figure 3-11, have a gauge indicating a percentage of air loss. The gauge is connected to a spring- loaded diaphragm. The source of air is connected to the instrument and counterbalances the action of the spring against the diaphragm. By adjusting the spring tension, you can calibrate the gauge properly against a variety of air pressure sources within a given tolerance.
The tachometer is a speed-indicating instru- ment that measures the rpms of a rotating shaft. It maybe either manually or electrically operated.
A manual tachometer (fig. 3-12) is held by its tip against the end of an exposed rotating shaft. Make sure the end of the shaft is clean and there is no slippage between the tip of the tachometer and the shaft. Read the speed directly on the tachometer dial, which is calibrated in revolutions per minute. No timing is necessary, as variations in speed will be reflected by movement of the pointer on the dial during the test.
When using the manual tachometer on a shaft, make sure that that shaft turns at the same speed as the crankshaft or you will not get an accurate reading of engine rpms. In many instances, it is easy to take manual tachometer readings from a
Figure 3-11. - Cylinder leakage tester.
Figure 3-12. - Manually operated tachometer.
camshaft or fuel pump shaft. On four-cycle engines, this shaft runs at one-half engine speed. Consequently, any manual tachometer reading taken from this shaft must be doubled to get the true engine speed.
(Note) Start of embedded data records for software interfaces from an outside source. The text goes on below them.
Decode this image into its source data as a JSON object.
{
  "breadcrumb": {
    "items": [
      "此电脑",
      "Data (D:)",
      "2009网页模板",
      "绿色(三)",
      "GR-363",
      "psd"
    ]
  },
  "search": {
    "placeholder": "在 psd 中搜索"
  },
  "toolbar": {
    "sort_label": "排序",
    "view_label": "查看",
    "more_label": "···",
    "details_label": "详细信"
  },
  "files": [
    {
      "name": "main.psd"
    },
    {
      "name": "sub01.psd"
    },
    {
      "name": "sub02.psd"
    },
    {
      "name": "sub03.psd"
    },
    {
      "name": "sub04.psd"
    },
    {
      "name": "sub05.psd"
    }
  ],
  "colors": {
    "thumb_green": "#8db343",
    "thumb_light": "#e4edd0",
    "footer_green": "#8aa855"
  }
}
The electric tachometer is connected to the ignition primary circuit to measure the number of times per minute the primary circuit is interrupted. It then translates this information into engine speed. The electric tachometer may have a selector switch on it that can be turned to correspond with the number of lobes on the distributor cam. The number of lobes will be the same as the number of cylinders in the engine. For the proper method of hooking up and using the electric tachometer, check the manufacturer's instructions for the tachometer you are using.
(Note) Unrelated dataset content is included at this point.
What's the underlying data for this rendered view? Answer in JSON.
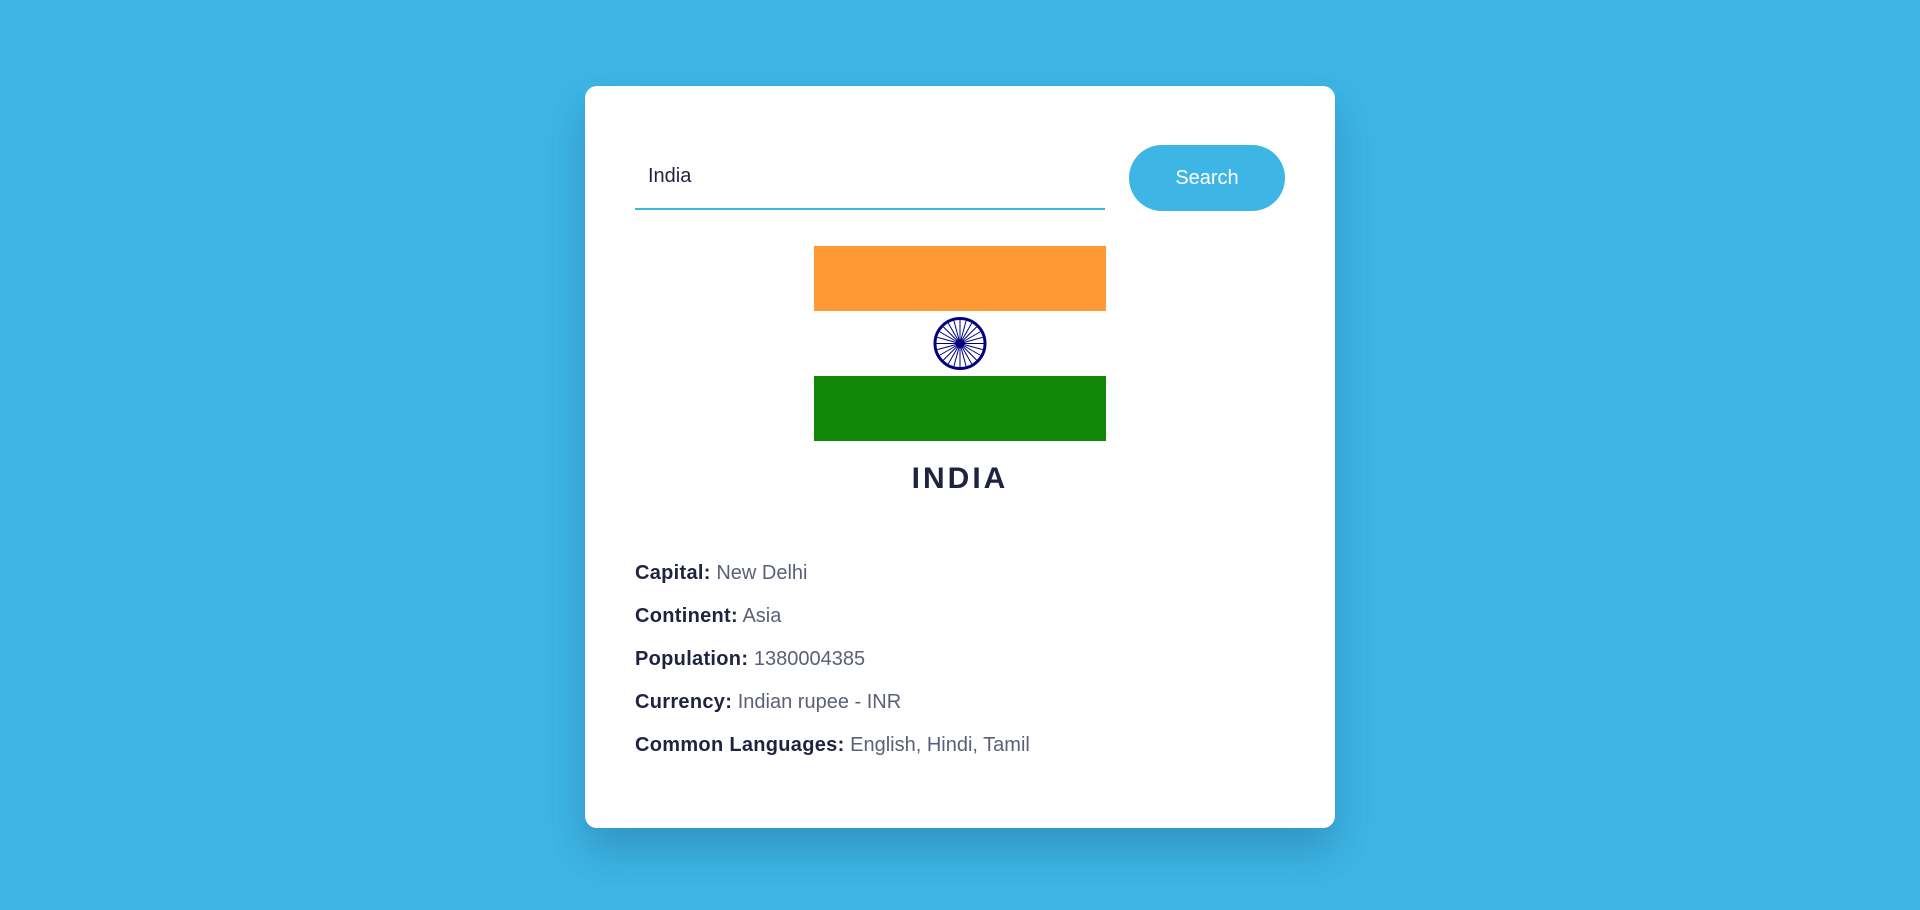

As a CM1, you will probably be responsible for the care and maintenance of the engine testing equipment, such as cylinder compression tester, vacuum gauge, cylinder leakage tester, and tachometer. You, as the supervisor, must impress upon the mechanics that these gauges and testers are fragile instruments that can be damaged through improper use or rough handling. They should be kept in a safe place in the toolroom andContinue Reading